Gambling involves placing something of value on an event that is determined by chance and with the expectation of receiving a reward. While most people think of slots, casinos and betting on sports, gambling also includes playing bingo, buying lottery tickets and even betting on office pools. It’s important to understand that no matter how you gamble, you’re still risking your money and it is not a good idea for everyone.

There are many benefits of gambling, including improving math skills and learning how to manage your money. In addition, gambling provides a social outlet and can help you to form new friendships. It can also relieve boredom and loneliness, especially when used in moderation. However, it is important to recognise that gambling should be a recreational activity, not a lifestyle choice.

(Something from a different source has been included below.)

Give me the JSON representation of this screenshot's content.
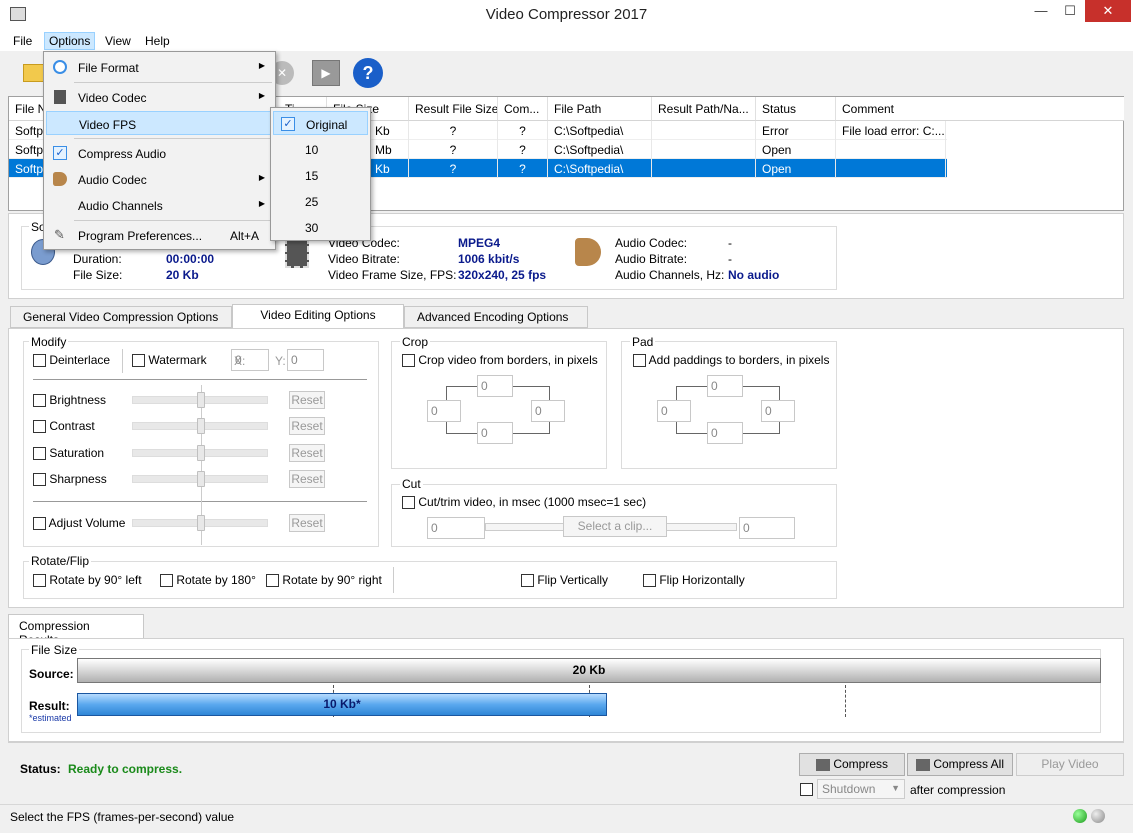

It is also a common source of addiction and can have a negative impact on your health, relationships and work performance.

Compulsive gambling has been linked to depression, substance abuse and mental illness. It can also result in serious financial issues, bankruptcy, crime and personal and family problems. In addition, it can strain relationships as individuals may prioritise their gambling habit over their friends and loved ones.

The good news is that there are several ways to address a gambling problem, including counselling and psychotherapy. Counselling is a type of talk therapy, which helps individuals identify and change unhealthy emotions, thoughts and behaviours. Psychotherapy can help individuals who struggle with gambling disorder overcome their addictive tendencies by teaching them how to cope in more healthy and effective ways.

It’s essential to replace problematic gambling habits with healthy alternatives. This can include rekindling an old hobby, spending time with friends who don’t gamble or trying out new activities that stimulate the brain and provide a sense of achievement. Stress-relieving techniques like yoga, deep breathing exercises and meditation can also be useful.

When it comes to managing a gambling addiction, the most important thing is to avoid triggers. This could mean taking an alternate route to work if your usual one passes a casino, or turning off the television if you’re feeling tempted to watch a game of sport. It’s also a good idea to leave credit cards and nonessential cash at home. Rewarding positive behaviour is important to encourage progress too, so consider giving yourself a treat every time you successfully resist the urge to gamble. However, be careful not to relapse, as this can undermine your efforts. Remind yourself that recovery takes time and don’t rush your loved one through it. If they’re not yet ready to quit, it’s best to be honest with them and try to find other ways of coping with stress.